It took a few weeks, but we think we have a new friend.
He was pretty stand-offish at first. Any time we might bump into each other he’d run away. Slowly but surely he started to come around more, especially at supper time.
But even then, any quick moves or getting within six feet of him and he’d disappear. It was literally a game of cat and mouse getting to know him.
Midnight II replaces Midnight I, a home grown long-haired barn cat that mysteriously vanished one night. This new barn cat is short-haired and a fearless mouser. Until he got this fall’s crop of mice under control, entering the shop was like coming upon a battle scene with bodies strewn about the floor, as to not be missed by the shop master. His prowess at mouse-ing meant a quick scan was required before the faint of heart could come in.
We adopted this cat under a program at the Guelph Humane Society. We originally learned about the opportunity in this Newspaper and we noticed an ad for them again last week. Ordinarily we don’t endorse a product or service in this column, but the program is so worthwhile and the outcome so good for us we wanted to share.
Rural folk know about rodents. This past fall seemed particularly busy with mice. Cats help with that, but the downside to adult cats is very quickly kittens can become an issue when cats aren’t fixed. That’s partly what attracted us to the Humane Society program, because all of their cats, feral or otherwise, are adopted with the latest shots and are neutered.
Despite being shy, Midnight has turned into a friendlier cat than we expected. The other night we were in a bit of a rush doing chores. On the way past, after feeding and watering, he actually reached out with a big paw to catch our attention. He is now a friend it seems, eager to be petted, and he purrs with the best of them.
He still goes into hiding when the big doors open and the tractor exits to start blowing snow.
We highly recommend people interested in a feline for the farm contact the Humane Society in Guelph. They regularly have cats waiting to be adopted. While they appreciate donations, safe homes on farms or rural properties helps with the backlog in their program.

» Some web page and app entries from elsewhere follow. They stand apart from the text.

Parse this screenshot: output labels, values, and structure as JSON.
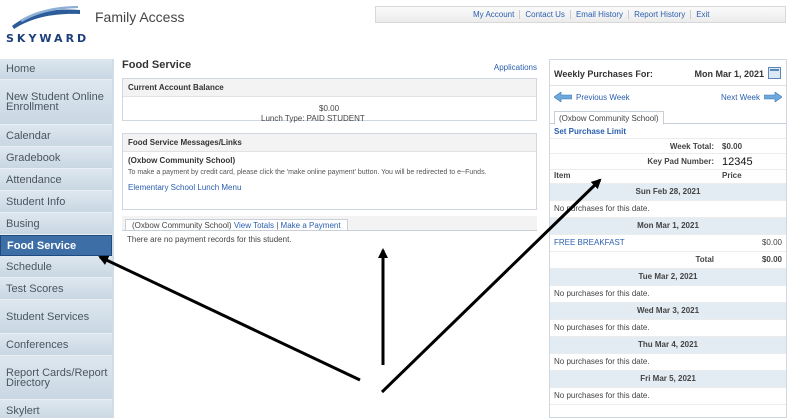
{
  "header": {
    "logo_text": "SKYWARD",
    "app_title": "Family Access",
    "links": [
      "My Account",
      "Contact Us",
      "Email History",
      "Report History",
      "Exit"
    ]
  },
  "sidebar": {
    "items": [
      {
        "label": "Home"
      },
      {
        "label": "New Student Online Enrollment"
      },
      {
        "label": "Calendar"
      },
      {
        "label": "Gradebook"
      },
      {
        "label": "Attendance"
      },
      {
        "label": "Student Info"
      },
      {
        "label": "Busing"
      },
      {
        "label": "Food Service",
        "active": true
      },
      {
        "label": "Schedule"
      },
      {
        "label": "Test Scores"
      },
      {
        "label": "Student Services"
      },
      {
        "label": "Conferences"
      },
      {
        "label": "Report Cards/Report Directory"
      },
      {
        "label": "Skylert"
      }
    ]
  },
  "main": {
    "title": "Food Service",
    "applications_link": "Applications",
    "balance": {
      "header": "Current Account Balance",
      "amount": "$0.00",
      "lunch_type": "Lunch Type:  PAID STUDENT"
    },
    "messages": {
      "header": "Food Service Messages/Links",
      "school": "(Oxbow Community School)",
      "body": "To make a payment by credit card, please click the 'make online payment' button. You will be redirected to e~Funds.",
      "link": "Elementary School Lunch Menu"
    },
    "payments": {
      "school": "(Oxbow Community School)",
      "view_totals": "View Totals",
      "separator": "|",
      "make_payment": "Make a Payment",
      "empty_message": "There are no payment records for this student."
    }
  },
  "weekly": {
    "label": "Weekly Purchases For:",
    "date": "Mon Mar 1, 2021",
    "prev": "Previous Week",
    "next": "Next Week",
    "tab": "(Oxbow Community School)",
    "set_limit": "Set Purchase Limit",
    "week_total_label": "Week Total:",
    "week_total": "$0.00",
    "keypad_label": "Key Pad Number:",
    "keypad_value": "12345",
    "col_item": "Item",
    "col_price": "Price",
    "days": [
      {
        "date": "Sun Feb 28, 2021",
        "no_purchases": "No purchases for this date."
      },
      {
        "date": "Mon Mar 1, 2021",
        "item": "FREE BREAKFAST",
        "item_price": "$0.00",
        "total_label": "Total",
        "total": "$0.00"
      },
      {
        "date": "Tue Mar 2, 2021",
        "no_purchases": "No purchases for this date."
      },
      {
        "date": "Wed Mar 3, 2021",
        "no_purchases": "No purchases for this date."
      },
      {
        "date": "Thu Mar 4, 2021",
        "no_purchases": "No purchases for this date."
      },
      {
        "date": "Fri Mar 5, 2021",
        "no_purchases": "No purchases for this date."
      }
    ]
  },
  "colors": {
    "accent": "#3e6ea6",
    "link": "#2a5fb0",
    "sidebar": "#cfdde8"
  }
}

While we can’t promise friendship like we have found, there’s something to be gained in having healthy cats taking care of business in the barn.